The zone of groundwater contaminated by the radioactive tritium leak at the Vermont Yankee nuclear power plant is now estimated to be about the size of a football field and 30 feet deep. And it’s headed toward the Connecticut River.
Local newspapers have had daily reports about the leaky plant (here’s a compendium). And now the national media, from CounterPunch to the Wall Street Journal, are watching. That’s because there’s a resurgence of interest in “clean” nuclear power—but Vermont Yankee (owned by the Entergy consortium) is demonstrating that capitalist nuclear power is simply not safe for the groundwater or the rest of the commons.
The Journal has one set of concerns:
The closure could ripple beyond the Green Mountain State to New England’s wholesale power market, the broader nuclear-power industry and Entergy itself. Several reactors were shut across the U.S. in the 1990s, but more recently the trend has been to prolong the life of plants because they produce low-cost, power with practically no greenhouse-gas emissions.
Vermont itself has another set of concerns: one one hand, jobs (about 670) and electricity (1/3 of what the state uses); on the other hand, contamination of the groundwater and a renegade company, one that has deliberately lied to state regulators.
Fortunately, the future looks less radioactive: First, the plant, whose license expires in 2012, needs the approval of the state legislature to renew its contract. Second, all 5 of the current Democratic candidates for governor are opposed to renewing the contract—in contrast to the current governor, who has stood behind Vermont Yankee. Finally, the state could replace Vermont Yankee by purchasing electricity from Hydro-Quebec.
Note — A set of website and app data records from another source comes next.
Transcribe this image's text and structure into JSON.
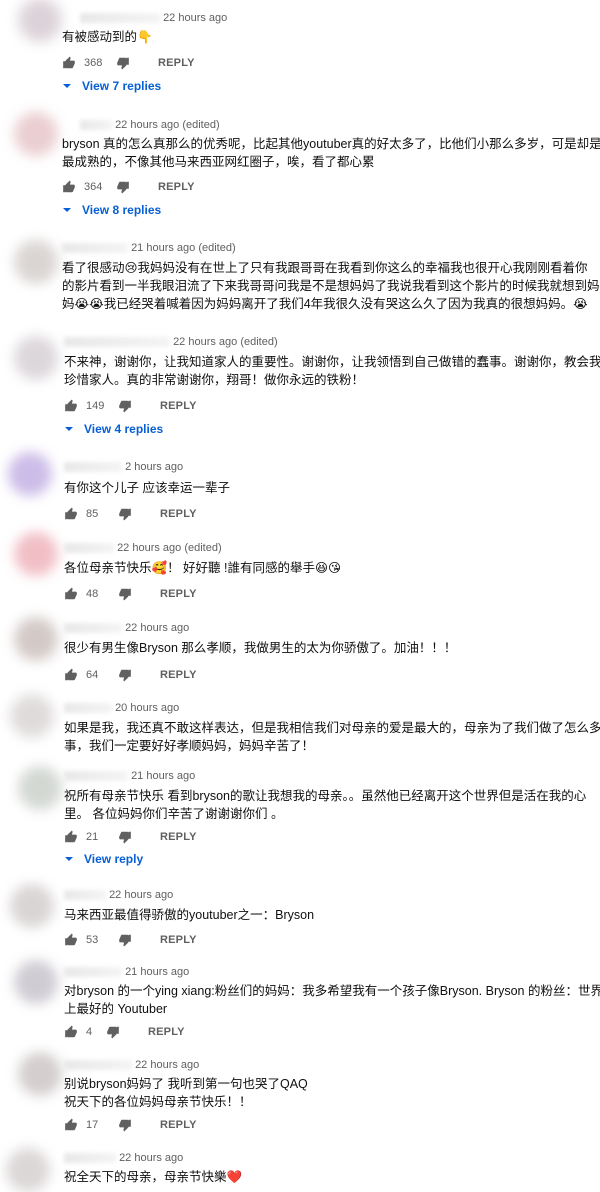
{
  "reply_label": "REPLY",
  "comments": [
    {
      "time": "22 hours ago",
      "text": [
        "有被感动到的👇"
      ],
      "likes": "368",
      "view_replies": "View 7 replies"
    },
    {
      "time": "22 hours ago (edited)",
      "text_prefix": "bryson",
      "text": [
        "bryson 真的怎么真那么的优秀呢，比起其他youtuber真的好太多了，比他们小那么多岁，可是却是",
        "最成熟的，不像其他马来西亚网红圈子，唉，看了都心累"
      ],
      "likes": "364",
      "view_replies": "View 8 replies"
    },
    {
      "time": "21 hours ago (edited)",
      "text": [
        "看了很感动😢我妈妈没有在世上了只有我跟哥哥在我看到你这么的幸福我也很开心我刚刚看着你",
        "的影片看到一半我眼泪流了下来我哥哥问我是不是想妈妈了我说我看到这个影片的时候我就想到妈",
        "妈😭😭我已经哭着喊着因为妈妈离开了我们4年我很久没有哭这么久了因为我真的很想妈妈。😭"
      ],
      "likes": "",
      "view_replies": ""
    },
    {
      "time": "22 hours ago (edited)",
      "text": [
        "不来神，谢谢你，让我知道家人的重要性。谢谢你，让我领悟到自己做错的蠢事。谢谢你，教会我",
        "珍惜家人。真的非常谢谢你，翔哥！做你永远的铁粉！"
      ],
      "likes": "149",
      "view_replies": "View 4 replies"
    },
    {
      "time": "2 hours ago",
      "text": [
        "有你这个儿子 应该幸运一辈子"
      ],
      "likes": "85",
      "view_replies": ""
    },
    {
      "time": "22 hours ago (edited)",
      "text": [
        "各位母亲节快乐🥰！ 好好聽 !誰有同感的舉手😆😘"
      ],
      "likes": "48",
      "view_replies": ""
    },
    {
      "time": "22 hours ago",
      "text": [
        "很少有男生像Bryson 那么孝顺，我做男生的太为你骄傲了。加油！！！"
      ],
      "likes": "64",
      "view_replies": ""
    },
    {
      "time": "20 hours ago",
      "text": [
        "如果是我，我还真不敢这样表达，但是我相信我们对母亲的爱是最大的，母亲为了我们做了怎么多",
        "事，我们一定要好好孝顺妈妈，妈妈辛苦了！"
      ],
      "likes": "",
      "view_replies": ""
    },
    {
      "time": "21 hours ago",
      "text": [
        "祝所有母亲节快乐 看到bryson的歌让我想我的母亲。。虽然他已经离开这个世界但是活在我的心",
        "里。 各位妈妈你们辛苦了谢谢谢你们 。"
      ],
      "likes": "21",
      "view_replies": "View reply"
    },
    {
      "time": "22 hours ago",
      "text": [
        "马来西亚最值得骄傲的youtuber之一：Bryson"
      ],
      "likes": "53",
      "view_replies": ""
    },
    {
      "time": "21 hours ago",
      "text": [
        "对bryson 的一个ying xiang:粉丝们的妈妈：我多希望我有一个孩子像Bryson. Bryson 的粉丝：世界",
        "上最好的 Youtuber"
      ],
      "likes": "4",
      "view_replies": ""
    },
    {
      "time": "22 hours ago",
      "text": [
        "别说bryson妈妈了 我听到第一句也哭了QAQ",
        "祝天下的各位妈妈母亲节快乐！！"
      ],
      "likes": "17",
      "view_replies": ""
    },
    {
      "time": "22 hours ago",
      "text": [
        "祝全天下的母亲，母亲节快樂❤️"
      ],
      "likes": "",
      "view_replies": ""
    }
  ],
  "avatar_colors": [
    "#d9cfd6",
    "#e8c9cc",
    "#d6d1cf",
    "#d9d3d8",
    "#c7b6e6",
    "#f0b8c0",
    "#cfc5c2",
    "#ddd8d8",
    "#cfd4cf",
    "#d5d1d0",
    "#cbc7cf",
    "#d0c9c9",
    "#d8d3d3"
  ]
}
The province-owned company already provides about a third of Vermont’s power now, and Hydro-Quebec’s growing low-emissions power from hydro-electric dams and wind farms is certainly appealing.
Those are good omens for safeguarding the commons of the Green Mountain State.